The second issue concerns the isomorphism thesis defended in Section 3.1. Montemayor argues that the clock representations possessed by organisms with internal interval clocks are detailed enough to be isomorphic to intervals on the real line. If that were right, though, then humans and other animals would have aleph-one many clock representations. That not only seems to be an implausible claim about the informational capacity of the human nervous system, it also appears to be incompatible with claims that Montemayor himself makes elsewhere in the book. If the isomorphism thesis were true then all clock representations would have maximal resolution, undermining Montemayor's (and Weber's) thesis that there is a scale-resolution trade-off. Similarly, if the claims about non-zero simultaneity windows in Section 4.2 are right, then there is a non-zero lower bound on possible temporal resolution, again ruling out aleph-one many clock representations.
When I arrived at the end of the book, I felt that I had learned a lot about the biology of temporal cognition, but I was less sure how this newly acquired knowledge might change or deepen my understanding of debates in the philosophy of time. Partially, this might be due to the fact that Minding Time makes surprisingly little contact with the standard literature on the philosophy of time, and often hints at philosophical implications rather than develop them in detail.

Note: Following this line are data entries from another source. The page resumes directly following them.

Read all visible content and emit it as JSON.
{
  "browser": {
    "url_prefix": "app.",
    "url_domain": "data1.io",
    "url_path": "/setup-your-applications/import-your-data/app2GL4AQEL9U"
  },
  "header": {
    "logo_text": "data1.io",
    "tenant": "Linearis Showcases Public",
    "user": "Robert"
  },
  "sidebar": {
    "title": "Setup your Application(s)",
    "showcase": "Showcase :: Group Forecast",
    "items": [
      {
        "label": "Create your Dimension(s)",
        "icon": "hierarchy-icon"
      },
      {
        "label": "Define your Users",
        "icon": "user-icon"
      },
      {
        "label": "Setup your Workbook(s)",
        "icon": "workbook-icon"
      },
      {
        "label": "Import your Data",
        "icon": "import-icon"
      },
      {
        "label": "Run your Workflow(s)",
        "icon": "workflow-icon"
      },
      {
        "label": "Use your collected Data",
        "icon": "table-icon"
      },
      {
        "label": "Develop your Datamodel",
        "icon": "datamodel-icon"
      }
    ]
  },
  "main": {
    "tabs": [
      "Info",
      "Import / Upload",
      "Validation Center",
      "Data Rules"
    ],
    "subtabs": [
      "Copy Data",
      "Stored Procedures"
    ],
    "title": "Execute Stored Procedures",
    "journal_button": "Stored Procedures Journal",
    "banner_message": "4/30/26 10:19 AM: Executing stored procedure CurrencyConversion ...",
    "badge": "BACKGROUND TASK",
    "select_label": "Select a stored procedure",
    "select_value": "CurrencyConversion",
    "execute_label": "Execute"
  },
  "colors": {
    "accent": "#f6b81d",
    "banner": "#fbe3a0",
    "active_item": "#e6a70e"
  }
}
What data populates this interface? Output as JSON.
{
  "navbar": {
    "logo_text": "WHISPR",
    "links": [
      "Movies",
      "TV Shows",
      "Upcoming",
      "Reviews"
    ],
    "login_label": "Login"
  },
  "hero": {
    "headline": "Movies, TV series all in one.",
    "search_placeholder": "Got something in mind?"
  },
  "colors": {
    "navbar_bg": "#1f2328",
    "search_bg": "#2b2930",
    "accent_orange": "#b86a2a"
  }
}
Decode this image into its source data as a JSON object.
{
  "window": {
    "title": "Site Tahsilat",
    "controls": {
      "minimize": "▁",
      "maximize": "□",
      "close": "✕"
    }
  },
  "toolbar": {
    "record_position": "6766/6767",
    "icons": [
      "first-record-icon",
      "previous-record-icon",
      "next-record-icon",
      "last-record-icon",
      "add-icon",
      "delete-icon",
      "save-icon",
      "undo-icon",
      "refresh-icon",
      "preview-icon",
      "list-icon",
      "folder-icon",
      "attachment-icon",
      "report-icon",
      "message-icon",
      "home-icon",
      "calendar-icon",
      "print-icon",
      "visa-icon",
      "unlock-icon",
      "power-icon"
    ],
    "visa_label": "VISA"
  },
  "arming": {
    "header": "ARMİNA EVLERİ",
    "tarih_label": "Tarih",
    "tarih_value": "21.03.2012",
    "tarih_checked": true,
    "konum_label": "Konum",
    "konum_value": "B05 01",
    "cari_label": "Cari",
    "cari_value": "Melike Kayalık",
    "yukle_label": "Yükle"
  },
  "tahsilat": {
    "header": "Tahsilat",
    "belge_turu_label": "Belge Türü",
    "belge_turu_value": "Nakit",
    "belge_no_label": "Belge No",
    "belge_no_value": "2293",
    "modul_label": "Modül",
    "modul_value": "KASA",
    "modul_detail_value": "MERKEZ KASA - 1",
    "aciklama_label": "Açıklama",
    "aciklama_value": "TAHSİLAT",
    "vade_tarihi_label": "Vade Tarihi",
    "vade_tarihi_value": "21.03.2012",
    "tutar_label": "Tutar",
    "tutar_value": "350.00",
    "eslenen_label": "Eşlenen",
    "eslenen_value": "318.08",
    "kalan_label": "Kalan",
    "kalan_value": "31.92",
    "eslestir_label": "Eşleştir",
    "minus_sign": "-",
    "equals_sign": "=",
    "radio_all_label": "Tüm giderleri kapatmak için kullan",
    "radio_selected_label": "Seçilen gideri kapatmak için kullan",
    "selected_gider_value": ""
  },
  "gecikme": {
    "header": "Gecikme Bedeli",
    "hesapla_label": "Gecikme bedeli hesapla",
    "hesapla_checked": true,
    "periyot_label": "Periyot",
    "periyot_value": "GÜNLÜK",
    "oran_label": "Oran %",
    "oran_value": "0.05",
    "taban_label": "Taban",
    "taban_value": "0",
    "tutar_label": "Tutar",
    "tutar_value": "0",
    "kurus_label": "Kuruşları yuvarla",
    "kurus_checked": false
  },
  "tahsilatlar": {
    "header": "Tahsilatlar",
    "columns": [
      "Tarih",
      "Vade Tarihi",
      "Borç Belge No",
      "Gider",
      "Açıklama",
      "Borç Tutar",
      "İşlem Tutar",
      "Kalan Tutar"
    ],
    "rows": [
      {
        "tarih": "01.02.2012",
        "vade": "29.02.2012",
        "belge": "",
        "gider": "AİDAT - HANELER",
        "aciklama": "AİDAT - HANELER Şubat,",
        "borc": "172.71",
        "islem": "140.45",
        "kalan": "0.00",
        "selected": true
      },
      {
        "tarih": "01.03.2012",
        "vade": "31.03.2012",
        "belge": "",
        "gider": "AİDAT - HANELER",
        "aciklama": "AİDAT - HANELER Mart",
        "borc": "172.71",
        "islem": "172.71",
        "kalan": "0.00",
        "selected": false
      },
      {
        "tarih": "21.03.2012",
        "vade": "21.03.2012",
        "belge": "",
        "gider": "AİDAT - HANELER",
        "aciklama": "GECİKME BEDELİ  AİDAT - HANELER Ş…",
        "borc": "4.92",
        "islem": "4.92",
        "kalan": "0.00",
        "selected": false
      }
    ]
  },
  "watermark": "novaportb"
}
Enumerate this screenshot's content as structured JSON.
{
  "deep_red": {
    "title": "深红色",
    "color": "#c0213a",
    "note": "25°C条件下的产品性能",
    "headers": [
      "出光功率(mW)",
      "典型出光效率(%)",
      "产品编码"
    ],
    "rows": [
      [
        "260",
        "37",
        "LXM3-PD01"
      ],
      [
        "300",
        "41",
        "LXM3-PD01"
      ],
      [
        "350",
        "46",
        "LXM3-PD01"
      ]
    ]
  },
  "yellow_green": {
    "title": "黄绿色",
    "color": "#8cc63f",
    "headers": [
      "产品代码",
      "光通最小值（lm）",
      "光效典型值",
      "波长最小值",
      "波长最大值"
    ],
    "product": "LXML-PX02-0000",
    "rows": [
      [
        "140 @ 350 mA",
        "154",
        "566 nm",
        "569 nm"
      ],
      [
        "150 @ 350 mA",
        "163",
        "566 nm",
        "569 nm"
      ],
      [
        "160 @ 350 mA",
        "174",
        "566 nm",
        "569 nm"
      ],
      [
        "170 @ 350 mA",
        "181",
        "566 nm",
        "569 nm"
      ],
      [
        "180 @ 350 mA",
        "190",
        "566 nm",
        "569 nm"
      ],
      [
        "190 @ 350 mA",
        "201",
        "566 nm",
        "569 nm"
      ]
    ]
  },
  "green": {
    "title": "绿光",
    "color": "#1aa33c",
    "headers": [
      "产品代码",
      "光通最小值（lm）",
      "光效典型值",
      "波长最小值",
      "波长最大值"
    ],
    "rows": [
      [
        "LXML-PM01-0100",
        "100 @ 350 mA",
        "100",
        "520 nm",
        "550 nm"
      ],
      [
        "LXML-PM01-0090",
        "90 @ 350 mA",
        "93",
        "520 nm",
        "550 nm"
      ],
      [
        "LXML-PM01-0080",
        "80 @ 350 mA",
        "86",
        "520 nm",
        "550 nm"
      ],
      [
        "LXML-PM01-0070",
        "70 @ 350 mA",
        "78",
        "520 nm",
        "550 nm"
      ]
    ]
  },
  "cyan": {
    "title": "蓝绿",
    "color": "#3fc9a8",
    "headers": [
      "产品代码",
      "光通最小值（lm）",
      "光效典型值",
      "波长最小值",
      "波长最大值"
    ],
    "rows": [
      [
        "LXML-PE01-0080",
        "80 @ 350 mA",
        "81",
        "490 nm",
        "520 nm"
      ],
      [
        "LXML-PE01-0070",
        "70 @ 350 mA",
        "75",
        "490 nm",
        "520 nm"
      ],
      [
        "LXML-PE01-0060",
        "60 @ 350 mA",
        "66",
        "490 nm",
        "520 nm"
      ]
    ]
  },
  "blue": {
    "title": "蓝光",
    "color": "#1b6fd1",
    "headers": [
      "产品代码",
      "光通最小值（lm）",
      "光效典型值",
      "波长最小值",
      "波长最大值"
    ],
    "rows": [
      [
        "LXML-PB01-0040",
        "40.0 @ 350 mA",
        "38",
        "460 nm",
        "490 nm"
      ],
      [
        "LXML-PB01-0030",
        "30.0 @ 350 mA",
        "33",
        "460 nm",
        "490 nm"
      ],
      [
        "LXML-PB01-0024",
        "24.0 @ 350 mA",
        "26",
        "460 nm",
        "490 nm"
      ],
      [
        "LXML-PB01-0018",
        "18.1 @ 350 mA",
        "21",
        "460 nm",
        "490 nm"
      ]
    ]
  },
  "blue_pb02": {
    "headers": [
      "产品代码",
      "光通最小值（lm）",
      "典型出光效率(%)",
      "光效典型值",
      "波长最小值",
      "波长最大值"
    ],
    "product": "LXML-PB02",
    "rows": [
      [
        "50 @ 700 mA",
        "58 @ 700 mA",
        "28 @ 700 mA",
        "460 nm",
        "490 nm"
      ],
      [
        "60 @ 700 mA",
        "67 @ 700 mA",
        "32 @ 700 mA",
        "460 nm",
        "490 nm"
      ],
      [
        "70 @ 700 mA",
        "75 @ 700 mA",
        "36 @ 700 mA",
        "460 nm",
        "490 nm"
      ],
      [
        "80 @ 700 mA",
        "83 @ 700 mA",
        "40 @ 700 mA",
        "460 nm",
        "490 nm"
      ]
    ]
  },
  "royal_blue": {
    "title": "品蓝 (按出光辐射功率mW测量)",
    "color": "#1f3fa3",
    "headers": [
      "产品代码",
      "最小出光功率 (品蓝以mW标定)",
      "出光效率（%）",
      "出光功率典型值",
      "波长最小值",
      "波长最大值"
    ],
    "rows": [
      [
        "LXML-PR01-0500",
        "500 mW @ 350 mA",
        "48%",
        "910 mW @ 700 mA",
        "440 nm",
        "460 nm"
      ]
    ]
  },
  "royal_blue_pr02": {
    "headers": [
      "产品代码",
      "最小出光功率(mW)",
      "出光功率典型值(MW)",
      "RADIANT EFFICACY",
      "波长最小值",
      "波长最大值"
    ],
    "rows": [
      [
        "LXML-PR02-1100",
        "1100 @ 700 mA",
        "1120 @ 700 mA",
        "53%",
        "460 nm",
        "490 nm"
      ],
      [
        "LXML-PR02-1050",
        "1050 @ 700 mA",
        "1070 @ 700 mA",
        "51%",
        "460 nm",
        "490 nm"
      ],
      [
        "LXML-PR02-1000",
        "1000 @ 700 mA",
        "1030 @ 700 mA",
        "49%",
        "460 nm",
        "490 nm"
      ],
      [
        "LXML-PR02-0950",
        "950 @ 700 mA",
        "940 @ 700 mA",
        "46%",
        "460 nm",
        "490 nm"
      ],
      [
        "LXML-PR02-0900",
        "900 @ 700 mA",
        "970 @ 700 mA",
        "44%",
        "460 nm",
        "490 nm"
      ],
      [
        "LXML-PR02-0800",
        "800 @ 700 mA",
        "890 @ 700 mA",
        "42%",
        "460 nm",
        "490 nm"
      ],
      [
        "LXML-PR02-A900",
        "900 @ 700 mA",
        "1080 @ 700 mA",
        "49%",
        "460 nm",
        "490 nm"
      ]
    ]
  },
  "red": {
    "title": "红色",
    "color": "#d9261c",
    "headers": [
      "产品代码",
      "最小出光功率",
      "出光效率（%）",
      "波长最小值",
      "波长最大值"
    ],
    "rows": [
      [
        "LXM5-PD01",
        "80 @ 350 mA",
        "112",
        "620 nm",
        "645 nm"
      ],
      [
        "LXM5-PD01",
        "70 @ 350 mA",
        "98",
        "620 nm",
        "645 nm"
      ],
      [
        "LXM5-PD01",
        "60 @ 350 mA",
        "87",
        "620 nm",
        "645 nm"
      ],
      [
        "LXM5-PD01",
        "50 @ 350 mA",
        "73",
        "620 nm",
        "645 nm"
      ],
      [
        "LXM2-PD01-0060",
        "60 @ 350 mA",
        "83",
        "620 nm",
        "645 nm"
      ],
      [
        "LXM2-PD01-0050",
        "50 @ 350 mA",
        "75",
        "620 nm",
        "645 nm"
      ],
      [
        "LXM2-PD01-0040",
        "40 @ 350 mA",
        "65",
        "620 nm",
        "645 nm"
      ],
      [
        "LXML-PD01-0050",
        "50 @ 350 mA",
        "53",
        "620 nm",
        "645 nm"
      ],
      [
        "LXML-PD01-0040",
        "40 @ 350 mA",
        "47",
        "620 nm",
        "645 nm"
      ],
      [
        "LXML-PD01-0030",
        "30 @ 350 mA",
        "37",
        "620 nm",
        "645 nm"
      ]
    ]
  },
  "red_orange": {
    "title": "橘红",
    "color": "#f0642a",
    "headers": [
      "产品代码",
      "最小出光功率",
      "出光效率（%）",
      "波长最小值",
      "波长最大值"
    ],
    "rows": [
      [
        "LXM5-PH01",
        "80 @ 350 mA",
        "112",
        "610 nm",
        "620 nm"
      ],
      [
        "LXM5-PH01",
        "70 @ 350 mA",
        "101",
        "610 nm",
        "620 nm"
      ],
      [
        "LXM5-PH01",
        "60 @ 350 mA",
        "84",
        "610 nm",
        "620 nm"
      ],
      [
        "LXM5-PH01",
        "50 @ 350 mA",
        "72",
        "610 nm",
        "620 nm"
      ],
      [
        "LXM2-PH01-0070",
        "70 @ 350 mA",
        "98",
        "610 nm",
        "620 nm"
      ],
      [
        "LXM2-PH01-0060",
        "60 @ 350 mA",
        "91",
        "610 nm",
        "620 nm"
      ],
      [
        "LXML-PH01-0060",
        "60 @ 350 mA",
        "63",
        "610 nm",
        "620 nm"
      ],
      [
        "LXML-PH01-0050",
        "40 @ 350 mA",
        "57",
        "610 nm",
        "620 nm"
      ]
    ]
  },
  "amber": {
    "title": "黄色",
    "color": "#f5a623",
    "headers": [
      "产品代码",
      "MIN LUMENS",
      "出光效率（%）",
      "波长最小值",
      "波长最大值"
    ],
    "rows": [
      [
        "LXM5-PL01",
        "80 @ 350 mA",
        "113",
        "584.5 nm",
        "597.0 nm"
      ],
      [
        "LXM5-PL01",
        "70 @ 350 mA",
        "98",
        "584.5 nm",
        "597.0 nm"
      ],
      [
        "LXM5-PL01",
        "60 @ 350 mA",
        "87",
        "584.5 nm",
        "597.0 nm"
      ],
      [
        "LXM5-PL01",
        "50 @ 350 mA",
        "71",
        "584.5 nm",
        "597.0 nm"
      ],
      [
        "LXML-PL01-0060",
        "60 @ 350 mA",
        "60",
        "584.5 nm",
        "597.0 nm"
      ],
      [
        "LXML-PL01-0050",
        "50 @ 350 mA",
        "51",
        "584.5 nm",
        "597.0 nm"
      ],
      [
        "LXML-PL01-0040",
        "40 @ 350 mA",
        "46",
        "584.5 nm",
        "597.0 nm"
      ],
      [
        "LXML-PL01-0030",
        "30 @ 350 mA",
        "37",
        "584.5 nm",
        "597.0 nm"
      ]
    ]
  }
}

But I also suspect that many of the issues addressed are ultimately of more interest to philosophers of mind and psychology (who are concerned with processes that take place in time) than they are to philosophers of time (who are interested in the nature of time itself).